Most of the girl's on this show are fairly good looking, and want their procedures to help their low self-esteem. But a few girls have actual problems. A few have lost tons of weight and have that disgusting "too much skin" problem. And one girl had a bunch of cysts in her breasts and basically lost both of them. I can only imagine how difficult and painful this must be to a young woman, or any woman.
So guess who got voted off the show last night by her peers? Yup, the "cysta." Why? Because she was going to be too much competition for the other girls.
I'm just speechless.
Friday, December 3, 2010
I watched the "Don't Ask Don't Tell" congressional hearing during lunch yesterday, and really enjoyed the parts that I saw. I missed McCain, but saw Lieberman, a Midwestern former-military elected official, Def. Sec. Gates and others speak intelligently and reasonably about the issue. Based on what I saw, no one had put out any convincing counterarguments about DADT, or few opposing arguments at all.

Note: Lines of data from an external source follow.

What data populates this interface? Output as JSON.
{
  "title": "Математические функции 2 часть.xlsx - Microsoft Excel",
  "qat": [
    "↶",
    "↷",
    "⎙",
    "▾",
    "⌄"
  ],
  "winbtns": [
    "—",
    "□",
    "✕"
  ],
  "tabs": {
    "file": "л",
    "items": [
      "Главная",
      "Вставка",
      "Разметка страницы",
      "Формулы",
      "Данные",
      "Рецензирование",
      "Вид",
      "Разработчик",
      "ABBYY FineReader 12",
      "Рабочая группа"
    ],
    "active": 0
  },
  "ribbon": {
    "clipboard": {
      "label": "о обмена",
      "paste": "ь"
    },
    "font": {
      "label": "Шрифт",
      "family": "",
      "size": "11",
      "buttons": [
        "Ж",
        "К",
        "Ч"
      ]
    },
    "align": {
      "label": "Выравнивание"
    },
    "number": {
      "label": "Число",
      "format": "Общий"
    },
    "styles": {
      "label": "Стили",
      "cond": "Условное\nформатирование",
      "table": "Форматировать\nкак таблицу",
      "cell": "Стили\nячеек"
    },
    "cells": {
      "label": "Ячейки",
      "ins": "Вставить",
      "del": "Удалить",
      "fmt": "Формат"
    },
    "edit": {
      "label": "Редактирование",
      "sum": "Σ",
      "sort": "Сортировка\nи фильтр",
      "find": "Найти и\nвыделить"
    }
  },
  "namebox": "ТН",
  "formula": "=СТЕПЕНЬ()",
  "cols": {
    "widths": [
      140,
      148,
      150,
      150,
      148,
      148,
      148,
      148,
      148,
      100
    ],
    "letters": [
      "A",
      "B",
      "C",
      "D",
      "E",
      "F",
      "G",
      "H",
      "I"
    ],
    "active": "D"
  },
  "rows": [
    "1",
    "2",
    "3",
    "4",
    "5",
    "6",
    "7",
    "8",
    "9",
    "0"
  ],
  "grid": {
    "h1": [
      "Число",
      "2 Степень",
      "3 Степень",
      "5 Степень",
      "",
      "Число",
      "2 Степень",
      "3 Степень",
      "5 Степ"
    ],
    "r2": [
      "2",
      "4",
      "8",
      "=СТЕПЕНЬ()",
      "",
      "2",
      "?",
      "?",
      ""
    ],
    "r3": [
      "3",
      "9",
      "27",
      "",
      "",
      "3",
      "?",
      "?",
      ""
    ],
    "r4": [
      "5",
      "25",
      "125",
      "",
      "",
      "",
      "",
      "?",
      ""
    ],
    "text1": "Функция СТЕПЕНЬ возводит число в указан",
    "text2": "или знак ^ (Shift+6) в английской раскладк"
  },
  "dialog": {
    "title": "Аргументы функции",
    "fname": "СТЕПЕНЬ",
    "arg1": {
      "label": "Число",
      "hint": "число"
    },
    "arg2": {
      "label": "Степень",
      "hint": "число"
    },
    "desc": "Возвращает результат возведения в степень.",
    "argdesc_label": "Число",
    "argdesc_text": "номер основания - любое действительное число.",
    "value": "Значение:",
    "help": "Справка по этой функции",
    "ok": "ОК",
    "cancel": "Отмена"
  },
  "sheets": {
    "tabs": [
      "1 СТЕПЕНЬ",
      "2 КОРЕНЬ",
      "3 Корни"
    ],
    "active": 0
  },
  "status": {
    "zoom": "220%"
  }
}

The news the next day showed the more complete picture - apparently the Marines are really against it, and some other groups as well, although there is still apparently more in favor of pro than there con.
That's not the most interesting part, however. I was lulled by the broadcast how civil and thoughtful people were on this issue. I almost was convinced that, finally, people will stop being babies / homophobes and allow people who want to risk their lives in defending in our country to do so.
But then I read the Fox comment pages (scroll down and click "Comments") and saw all the bigots. That make my puppy sad.
Wednesday, December 1, 2010
"You are all that stands between me and my boob job"
That's an actual line from BridalPlasty, a show as brilliant as it is abhorrent.
The premise: A bunch of skinny bitches compete for tummy tucks, boob jobs, lipo and botox. A few plus size ladies are also there, although they are in the serious minority. After their challenges, they go to "injection parties."
They talk about how their dozen or so plastic surgery procedures will change their lives, make their spouse happy, etc. They are the most loathsome people you've ever seen, and they don't seem to be acting at all.
Like "I want to marry a millionaire" and other Fox garbage, the show is extremely watchable. One brilliant subtext of the show - while they talk 99% of the time about how the women are competing for body mods, they occasionally mention that there is another small prize for the winner - a free fucking WEDDING. Dress, reception, the whole deal. This is huge - the $50,000 unstated prize is worth a lot of humiliation, and a lot of contestants will join even the most ridiculous show for a chance to escape debt. So contestants are in constant supply, and subject to ample ridicule from Dianna and myself.